Pro Football Hall Of Famers to boycott induction ceremonies if they don't get health insurance, cut of league revenue
Some members of the Pro Football Hall of Fame say they will not attend the yearly induction ceremony until they receive health insurance and an annual salary that includes a share of the league's revenue, according to ESPN's Arash Markazi.
In a letter, which was obtained by ESPN, sent to NFL Commissioner Roger Goodell, NFL Players Association executive director DeMaurice Smith, and Pro Football Hall of Fame and CEO David Baker, the players outline their grievances and want to "establish a template for active players in the next round of CBA negotiations for the expiration of the current deal in 2021."
The players say there has been a deliberate attempt to divide active and retired players.
There are 22 Hall of Fame members that attached their name to the letter, including Hall of Fame Board chairman Eric Dickerson.
The letter was signed by Marcus Allen, Mel Blount, Derrick Brooks, Jim Brown, Earl Campbell, Richard Dent, Carl Eller, Marshall Faulk, Mike Haynes, Rickey Jackson, Ronnie Lott, Curtis Martin, Joe Namath, John Randle, Jerry Rice, Deion Sanders, Bruce Smith, Jackie Smith, Lawrence Taylor, Kurt Warner and Sarah White, the widow of Reggie White.

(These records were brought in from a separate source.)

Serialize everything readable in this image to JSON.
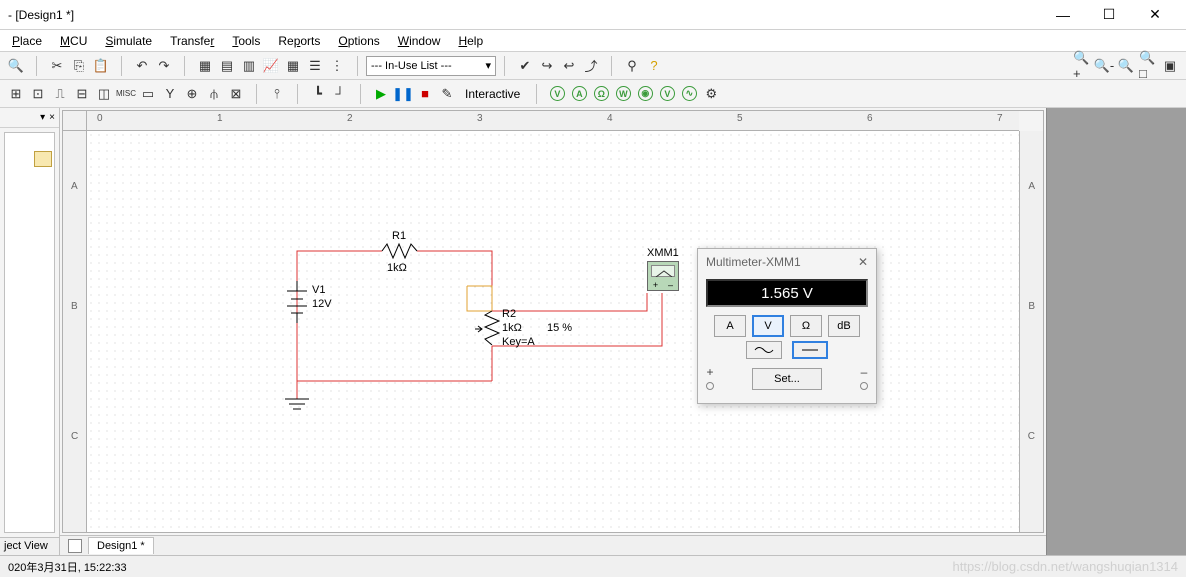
{
  "window": {
    "title": "- [Design1 *]",
    "min": "—",
    "max": "☐",
    "close": "✕"
  },
  "menu": {
    "items": [
      "Place",
      "MCU",
      "Simulate",
      "Transfer",
      "Tools",
      "Reports",
      "Options",
      "Window",
      "Help"
    ]
  },
  "toolbar1": {
    "inuse_dropdown": "--- In-Use List ---",
    "zoom_icons": [
      "zoom-in",
      "zoom-out",
      "zoom",
      "zoom-all",
      "zoom-sheet"
    ]
  },
  "toolbar2": {
    "sim_mode": "Interactive"
  },
  "leftpanel": {
    "close": "×",
    "tab": "ject View"
  },
  "ruler_h": {
    "t0": "0",
    "t1": "1",
    "t2": "2",
    "t3": "3",
    "t4": "4",
    "t5": "5",
    "t6": "6",
    "t7": "7"
  },
  "ruler_v": {
    "a": "A",
    "b": "B",
    "c": "C"
  },
  "circuit": {
    "v1_name": "V1",
    "v1_val": "12V",
    "r1_name": "R1",
    "r1_val": "1kΩ",
    "r2_name": "R2",
    "r2_val": "1kΩ",
    "r2_key": "Key=A",
    "r2_pct": "15 %",
    "xmm_name": "XMM1"
  },
  "mm": {
    "title": "Multimeter-XMM1",
    "close": "✕",
    "readout": "1.565 V",
    "btn_a": "A",
    "btn_v": "V",
    "btn_ohm": "Ω",
    "btn_db": "dB",
    "set": "Set...",
    "term_plus": "+",
    "term_minus": "–"
  },
  "tabs": {
    "design1": "Design1 *"
  },
  "status": {
    "datetime": "020年3月31日, 15:22:33",
    "watermark": "https://blog.csdn.net/wangshuqian1314"
  }
}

"We demand nothing less than this," the letter said, according to ESPN. "In the past, the NFL has tried to appease retired players by creating programs like the $620 million “Legacy Fund.” But from our own experience, and in speaking with other retired players, we know that such bureaucracies have proven to be little more than cynical public relations ploys that fail to help those who desperately need it."
The letter says it costs less than $4 million for every Hall of Famer to have health insurance.
The former players also cite Goodell's reported $40 million annual salary, the league's $14 billion in revenue and the ongoing construction of the Hall of Fame Village, which is projected to cost $1 billion.
"It’s not right to invest in such a project without first acknowledging the league’s debt to its great players. We are the reason people visit the Hall of Fame in the first place."
The letter also pointed to other sports, such as Major League Baseball, whose insurance and pension structure is vastly different from the NFL's.
“A baseball player who has appeared on a Major League roster for one day is entitled to health insurance for the rest of his life,” the letter said. “A player employed on a roster for 43 days gets a lifetime pension.”
The Hall of Famers say the league's marketing slogan of “Football is Family" needs to ring true.
“We agree, which is why we’re demanding to be treated like family members who are integral to the league’s present and future,” the letter said. “As the legends of the game’s past, we deserve nothing less.”
On Tuesday afternoon, Warner tweeted a statement saying that he was not aware of the letter and his name was "mistakenly attached to it."
Warner also said that he does not believe boycotting is "the means to the end in this instance."
"I am hopeful that all sides will come together and have serious conversations about what needs to be accomplished to continue to make our league the greatest in the world, both for those currently involved and for the pioneers on which it was built," Warner said.